__ABOUT THIS EXERCISE__. Pick out each line of the records that includes the string "JSON", and copy it.

__Data records for software interfaces__.
<<<<

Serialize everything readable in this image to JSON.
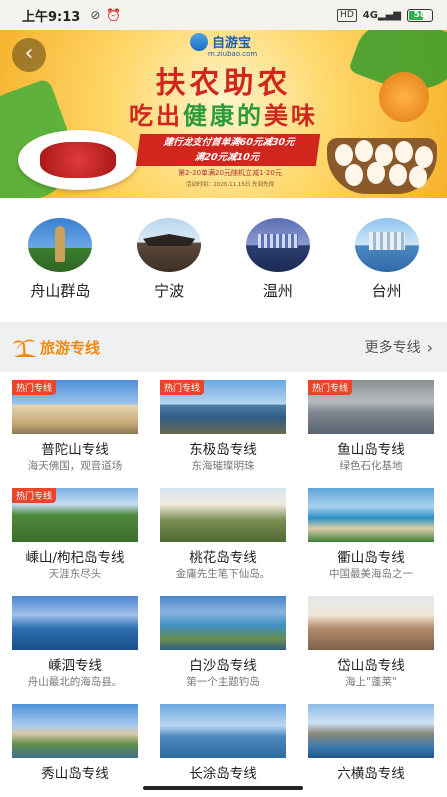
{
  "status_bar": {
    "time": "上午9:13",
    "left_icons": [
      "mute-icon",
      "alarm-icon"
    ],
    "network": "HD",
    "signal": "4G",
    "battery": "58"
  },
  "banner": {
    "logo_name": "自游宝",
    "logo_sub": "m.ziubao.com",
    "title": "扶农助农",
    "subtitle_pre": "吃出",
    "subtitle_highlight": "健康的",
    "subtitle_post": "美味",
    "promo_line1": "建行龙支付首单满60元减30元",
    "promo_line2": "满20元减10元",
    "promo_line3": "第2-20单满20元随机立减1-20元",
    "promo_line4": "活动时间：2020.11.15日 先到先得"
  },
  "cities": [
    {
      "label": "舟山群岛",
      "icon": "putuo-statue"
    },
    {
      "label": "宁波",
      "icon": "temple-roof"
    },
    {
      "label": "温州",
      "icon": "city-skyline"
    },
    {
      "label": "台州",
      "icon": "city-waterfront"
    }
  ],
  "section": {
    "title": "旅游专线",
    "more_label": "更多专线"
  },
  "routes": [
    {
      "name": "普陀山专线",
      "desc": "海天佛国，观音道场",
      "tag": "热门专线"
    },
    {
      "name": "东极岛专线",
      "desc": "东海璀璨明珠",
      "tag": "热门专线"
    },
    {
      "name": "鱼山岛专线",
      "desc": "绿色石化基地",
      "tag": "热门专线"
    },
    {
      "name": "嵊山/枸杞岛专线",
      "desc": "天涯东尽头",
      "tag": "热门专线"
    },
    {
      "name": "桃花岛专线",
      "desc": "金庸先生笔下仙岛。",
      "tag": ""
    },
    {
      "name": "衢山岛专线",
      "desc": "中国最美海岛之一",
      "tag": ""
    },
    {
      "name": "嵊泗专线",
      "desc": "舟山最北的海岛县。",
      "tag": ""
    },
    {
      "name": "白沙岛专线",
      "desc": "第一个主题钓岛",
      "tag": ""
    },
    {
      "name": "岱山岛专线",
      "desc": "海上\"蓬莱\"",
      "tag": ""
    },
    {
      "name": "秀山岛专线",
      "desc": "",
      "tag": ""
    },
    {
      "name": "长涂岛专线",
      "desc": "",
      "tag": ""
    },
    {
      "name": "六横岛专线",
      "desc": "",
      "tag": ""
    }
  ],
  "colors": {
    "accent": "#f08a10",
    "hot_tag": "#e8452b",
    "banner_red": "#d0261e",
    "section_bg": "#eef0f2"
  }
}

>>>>
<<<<

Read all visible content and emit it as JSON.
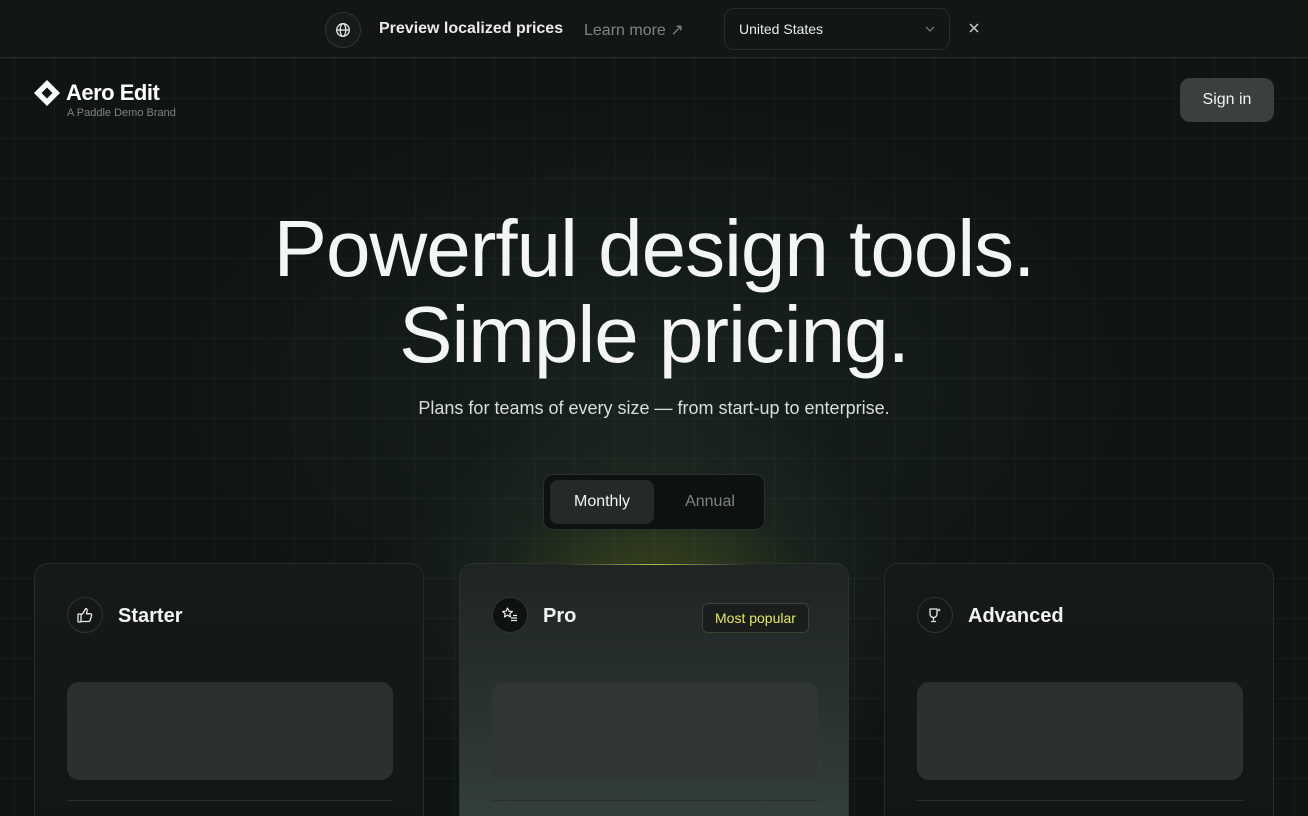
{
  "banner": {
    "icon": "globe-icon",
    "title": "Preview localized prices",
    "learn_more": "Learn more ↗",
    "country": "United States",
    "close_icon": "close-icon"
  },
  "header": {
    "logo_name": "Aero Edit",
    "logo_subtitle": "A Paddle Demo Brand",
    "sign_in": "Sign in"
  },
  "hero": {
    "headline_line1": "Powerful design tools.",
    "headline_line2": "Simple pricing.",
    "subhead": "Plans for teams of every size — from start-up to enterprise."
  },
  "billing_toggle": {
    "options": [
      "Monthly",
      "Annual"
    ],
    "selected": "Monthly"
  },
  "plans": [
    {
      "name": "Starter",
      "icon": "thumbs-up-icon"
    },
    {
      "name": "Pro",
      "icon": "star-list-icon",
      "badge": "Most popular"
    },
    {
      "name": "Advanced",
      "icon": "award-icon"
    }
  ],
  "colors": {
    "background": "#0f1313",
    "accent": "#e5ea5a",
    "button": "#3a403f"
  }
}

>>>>

__TASK RESULT__.
Serialize everything readable in this image to JSON.
Read all visible content and emit it as JSON.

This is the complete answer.